_Exercise description_:
The answer should be each line from the entries below that has the word "version" in it.

_Supplied records_:

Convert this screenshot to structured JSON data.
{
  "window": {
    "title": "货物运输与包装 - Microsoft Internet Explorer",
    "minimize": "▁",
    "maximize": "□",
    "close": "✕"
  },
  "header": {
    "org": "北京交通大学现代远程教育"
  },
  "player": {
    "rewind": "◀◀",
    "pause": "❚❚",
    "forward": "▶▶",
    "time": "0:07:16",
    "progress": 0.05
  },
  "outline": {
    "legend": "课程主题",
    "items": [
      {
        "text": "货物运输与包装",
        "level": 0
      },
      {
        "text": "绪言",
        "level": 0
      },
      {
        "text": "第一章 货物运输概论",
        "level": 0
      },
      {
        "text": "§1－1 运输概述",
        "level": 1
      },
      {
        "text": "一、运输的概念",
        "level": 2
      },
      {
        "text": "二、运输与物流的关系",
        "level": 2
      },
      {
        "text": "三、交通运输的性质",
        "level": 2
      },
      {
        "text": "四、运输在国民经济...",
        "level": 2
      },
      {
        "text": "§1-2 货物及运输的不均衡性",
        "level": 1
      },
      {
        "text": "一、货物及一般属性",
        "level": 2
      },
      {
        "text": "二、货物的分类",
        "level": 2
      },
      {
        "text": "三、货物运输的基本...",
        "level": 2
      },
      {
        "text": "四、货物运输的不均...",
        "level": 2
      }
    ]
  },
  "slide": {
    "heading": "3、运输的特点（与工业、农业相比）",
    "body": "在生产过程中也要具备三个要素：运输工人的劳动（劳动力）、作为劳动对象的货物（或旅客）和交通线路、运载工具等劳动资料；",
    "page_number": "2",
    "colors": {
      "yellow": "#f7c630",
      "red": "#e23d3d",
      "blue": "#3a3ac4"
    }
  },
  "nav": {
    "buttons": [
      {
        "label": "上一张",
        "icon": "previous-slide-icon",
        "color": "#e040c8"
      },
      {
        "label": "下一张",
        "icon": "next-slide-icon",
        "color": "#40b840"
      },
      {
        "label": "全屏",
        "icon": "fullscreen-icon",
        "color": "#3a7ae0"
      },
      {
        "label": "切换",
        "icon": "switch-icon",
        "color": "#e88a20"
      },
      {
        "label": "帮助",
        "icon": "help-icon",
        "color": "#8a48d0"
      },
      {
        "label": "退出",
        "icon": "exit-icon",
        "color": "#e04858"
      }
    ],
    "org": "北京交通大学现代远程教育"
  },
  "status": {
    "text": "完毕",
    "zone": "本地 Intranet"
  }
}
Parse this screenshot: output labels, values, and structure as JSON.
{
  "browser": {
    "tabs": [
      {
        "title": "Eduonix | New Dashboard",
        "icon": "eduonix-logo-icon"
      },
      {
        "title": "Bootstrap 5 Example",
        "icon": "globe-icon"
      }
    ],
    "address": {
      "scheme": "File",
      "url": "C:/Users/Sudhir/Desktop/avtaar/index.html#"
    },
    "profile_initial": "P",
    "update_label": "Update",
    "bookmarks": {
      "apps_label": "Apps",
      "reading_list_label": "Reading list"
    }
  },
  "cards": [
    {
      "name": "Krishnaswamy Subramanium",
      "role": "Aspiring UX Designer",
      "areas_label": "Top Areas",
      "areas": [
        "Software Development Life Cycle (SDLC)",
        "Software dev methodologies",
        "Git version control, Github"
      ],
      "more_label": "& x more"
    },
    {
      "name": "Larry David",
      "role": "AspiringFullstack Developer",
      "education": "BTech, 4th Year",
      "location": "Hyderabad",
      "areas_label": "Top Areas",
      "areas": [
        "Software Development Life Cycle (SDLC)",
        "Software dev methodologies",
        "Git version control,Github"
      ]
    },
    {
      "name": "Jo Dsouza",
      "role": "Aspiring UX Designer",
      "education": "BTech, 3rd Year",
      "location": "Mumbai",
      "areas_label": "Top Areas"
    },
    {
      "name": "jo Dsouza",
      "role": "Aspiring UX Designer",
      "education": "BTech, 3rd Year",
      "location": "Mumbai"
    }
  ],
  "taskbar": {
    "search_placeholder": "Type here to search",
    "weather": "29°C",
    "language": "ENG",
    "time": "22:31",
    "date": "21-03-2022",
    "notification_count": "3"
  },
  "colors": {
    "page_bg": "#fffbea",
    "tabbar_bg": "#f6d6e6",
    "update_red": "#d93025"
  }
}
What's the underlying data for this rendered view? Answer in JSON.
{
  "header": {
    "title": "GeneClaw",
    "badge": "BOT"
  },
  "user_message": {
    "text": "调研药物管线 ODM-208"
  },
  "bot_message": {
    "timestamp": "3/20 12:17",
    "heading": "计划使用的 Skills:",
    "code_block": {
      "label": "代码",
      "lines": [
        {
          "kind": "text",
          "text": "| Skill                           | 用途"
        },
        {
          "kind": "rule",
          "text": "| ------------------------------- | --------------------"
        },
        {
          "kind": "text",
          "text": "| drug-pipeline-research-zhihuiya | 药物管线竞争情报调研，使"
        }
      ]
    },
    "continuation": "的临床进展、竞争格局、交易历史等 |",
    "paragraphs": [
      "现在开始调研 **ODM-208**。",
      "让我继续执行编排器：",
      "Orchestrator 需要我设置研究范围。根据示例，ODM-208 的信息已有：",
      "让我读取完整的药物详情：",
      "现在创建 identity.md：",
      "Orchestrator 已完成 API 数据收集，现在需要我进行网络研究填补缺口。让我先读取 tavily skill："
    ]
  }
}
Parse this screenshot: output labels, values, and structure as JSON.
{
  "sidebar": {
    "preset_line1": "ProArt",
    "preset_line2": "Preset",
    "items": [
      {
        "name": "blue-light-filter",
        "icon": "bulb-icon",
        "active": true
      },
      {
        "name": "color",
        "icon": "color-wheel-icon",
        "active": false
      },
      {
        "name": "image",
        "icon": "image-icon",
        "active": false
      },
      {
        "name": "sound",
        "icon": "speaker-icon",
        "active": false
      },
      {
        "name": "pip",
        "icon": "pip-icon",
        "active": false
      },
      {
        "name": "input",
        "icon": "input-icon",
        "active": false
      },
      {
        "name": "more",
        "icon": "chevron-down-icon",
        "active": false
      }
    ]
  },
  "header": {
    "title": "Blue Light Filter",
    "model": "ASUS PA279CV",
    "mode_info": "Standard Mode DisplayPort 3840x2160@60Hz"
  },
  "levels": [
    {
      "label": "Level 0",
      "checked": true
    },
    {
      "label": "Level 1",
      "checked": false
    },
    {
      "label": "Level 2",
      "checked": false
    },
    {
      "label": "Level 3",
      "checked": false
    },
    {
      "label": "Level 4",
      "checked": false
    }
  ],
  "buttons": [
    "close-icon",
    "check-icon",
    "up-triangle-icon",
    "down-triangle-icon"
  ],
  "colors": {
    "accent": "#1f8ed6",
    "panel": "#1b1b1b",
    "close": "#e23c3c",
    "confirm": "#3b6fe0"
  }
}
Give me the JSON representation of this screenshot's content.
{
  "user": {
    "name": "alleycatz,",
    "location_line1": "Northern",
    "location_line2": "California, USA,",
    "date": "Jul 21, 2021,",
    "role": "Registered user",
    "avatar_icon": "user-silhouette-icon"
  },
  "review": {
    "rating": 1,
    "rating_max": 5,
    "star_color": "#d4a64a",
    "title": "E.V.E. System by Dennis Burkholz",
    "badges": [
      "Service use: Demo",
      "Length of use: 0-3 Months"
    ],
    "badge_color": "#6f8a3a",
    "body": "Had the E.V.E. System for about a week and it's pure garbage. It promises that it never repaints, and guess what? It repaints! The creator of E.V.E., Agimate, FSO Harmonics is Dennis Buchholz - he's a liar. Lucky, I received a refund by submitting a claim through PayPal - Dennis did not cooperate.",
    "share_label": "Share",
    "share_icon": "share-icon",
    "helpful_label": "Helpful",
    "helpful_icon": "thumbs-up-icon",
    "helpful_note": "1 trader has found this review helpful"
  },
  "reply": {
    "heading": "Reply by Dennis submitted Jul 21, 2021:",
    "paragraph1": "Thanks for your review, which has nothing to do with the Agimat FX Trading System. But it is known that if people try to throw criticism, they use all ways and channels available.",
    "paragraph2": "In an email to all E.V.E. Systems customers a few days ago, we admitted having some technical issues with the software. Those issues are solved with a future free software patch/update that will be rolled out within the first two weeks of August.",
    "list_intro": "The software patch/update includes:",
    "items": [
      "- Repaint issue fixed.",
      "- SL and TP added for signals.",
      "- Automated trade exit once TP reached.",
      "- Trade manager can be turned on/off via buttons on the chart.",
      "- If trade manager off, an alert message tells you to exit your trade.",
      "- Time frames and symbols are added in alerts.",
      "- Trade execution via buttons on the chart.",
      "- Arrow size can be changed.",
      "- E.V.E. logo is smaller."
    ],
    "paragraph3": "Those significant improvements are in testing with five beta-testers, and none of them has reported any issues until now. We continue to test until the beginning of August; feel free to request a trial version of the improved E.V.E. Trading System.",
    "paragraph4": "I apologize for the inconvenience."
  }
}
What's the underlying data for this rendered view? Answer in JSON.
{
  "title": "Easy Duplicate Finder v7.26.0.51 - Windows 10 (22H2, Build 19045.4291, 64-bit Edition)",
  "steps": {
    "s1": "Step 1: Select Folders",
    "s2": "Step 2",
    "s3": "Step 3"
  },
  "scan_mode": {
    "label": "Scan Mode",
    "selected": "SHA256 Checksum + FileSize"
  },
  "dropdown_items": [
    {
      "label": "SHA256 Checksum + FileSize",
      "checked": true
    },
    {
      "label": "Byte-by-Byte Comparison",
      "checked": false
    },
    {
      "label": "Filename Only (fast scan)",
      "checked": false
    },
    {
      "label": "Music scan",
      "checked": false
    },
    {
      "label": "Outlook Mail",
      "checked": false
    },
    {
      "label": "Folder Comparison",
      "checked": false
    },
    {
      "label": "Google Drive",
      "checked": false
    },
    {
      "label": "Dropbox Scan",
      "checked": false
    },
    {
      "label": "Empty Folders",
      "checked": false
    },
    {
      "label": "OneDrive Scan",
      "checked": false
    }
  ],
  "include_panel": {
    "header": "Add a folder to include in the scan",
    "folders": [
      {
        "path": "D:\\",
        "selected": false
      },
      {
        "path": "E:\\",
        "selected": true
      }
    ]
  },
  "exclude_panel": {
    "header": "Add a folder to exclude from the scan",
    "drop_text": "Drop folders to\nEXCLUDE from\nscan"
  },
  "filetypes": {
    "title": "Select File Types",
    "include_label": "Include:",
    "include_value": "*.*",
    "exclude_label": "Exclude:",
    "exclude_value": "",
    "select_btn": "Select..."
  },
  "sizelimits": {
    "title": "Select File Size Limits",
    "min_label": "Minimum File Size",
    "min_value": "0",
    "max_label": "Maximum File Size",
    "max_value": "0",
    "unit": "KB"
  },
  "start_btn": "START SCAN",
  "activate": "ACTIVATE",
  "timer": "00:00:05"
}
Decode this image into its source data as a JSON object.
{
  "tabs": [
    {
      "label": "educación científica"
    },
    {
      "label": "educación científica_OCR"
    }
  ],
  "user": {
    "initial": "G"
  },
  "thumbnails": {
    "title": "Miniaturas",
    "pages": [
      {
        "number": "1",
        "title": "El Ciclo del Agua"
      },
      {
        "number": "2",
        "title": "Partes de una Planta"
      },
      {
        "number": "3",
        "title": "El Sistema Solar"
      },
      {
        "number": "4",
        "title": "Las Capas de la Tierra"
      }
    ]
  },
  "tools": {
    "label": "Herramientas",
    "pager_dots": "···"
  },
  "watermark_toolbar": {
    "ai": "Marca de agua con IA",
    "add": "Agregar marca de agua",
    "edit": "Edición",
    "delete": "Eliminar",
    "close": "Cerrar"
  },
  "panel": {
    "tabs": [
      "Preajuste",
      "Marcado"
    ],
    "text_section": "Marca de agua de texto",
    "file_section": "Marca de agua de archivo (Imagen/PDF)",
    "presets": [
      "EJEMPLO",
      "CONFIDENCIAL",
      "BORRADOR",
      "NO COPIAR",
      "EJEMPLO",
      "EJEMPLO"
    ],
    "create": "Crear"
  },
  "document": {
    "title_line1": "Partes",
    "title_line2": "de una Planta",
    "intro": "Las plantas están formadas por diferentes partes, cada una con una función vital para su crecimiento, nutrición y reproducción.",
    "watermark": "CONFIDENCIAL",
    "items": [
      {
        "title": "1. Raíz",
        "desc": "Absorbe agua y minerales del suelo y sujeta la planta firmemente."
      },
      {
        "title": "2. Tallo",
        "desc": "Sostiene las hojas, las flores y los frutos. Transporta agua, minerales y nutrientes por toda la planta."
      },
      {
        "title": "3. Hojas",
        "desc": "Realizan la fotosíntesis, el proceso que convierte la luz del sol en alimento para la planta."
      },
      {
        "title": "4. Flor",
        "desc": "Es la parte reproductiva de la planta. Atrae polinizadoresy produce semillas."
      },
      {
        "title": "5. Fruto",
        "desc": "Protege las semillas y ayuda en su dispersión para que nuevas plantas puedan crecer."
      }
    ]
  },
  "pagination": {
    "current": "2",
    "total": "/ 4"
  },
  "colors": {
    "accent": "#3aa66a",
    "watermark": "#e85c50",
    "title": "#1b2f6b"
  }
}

_Solution_:
        "Git version control, Github"
        "Git version control,Github"
    "paragraph3": "Those significant improvements are in testing with five beta-testers, and none of them has reported any issues until now. We continue to test until the beginning of August; feel free to request a trial version of the improved E.V.E. Trading System.",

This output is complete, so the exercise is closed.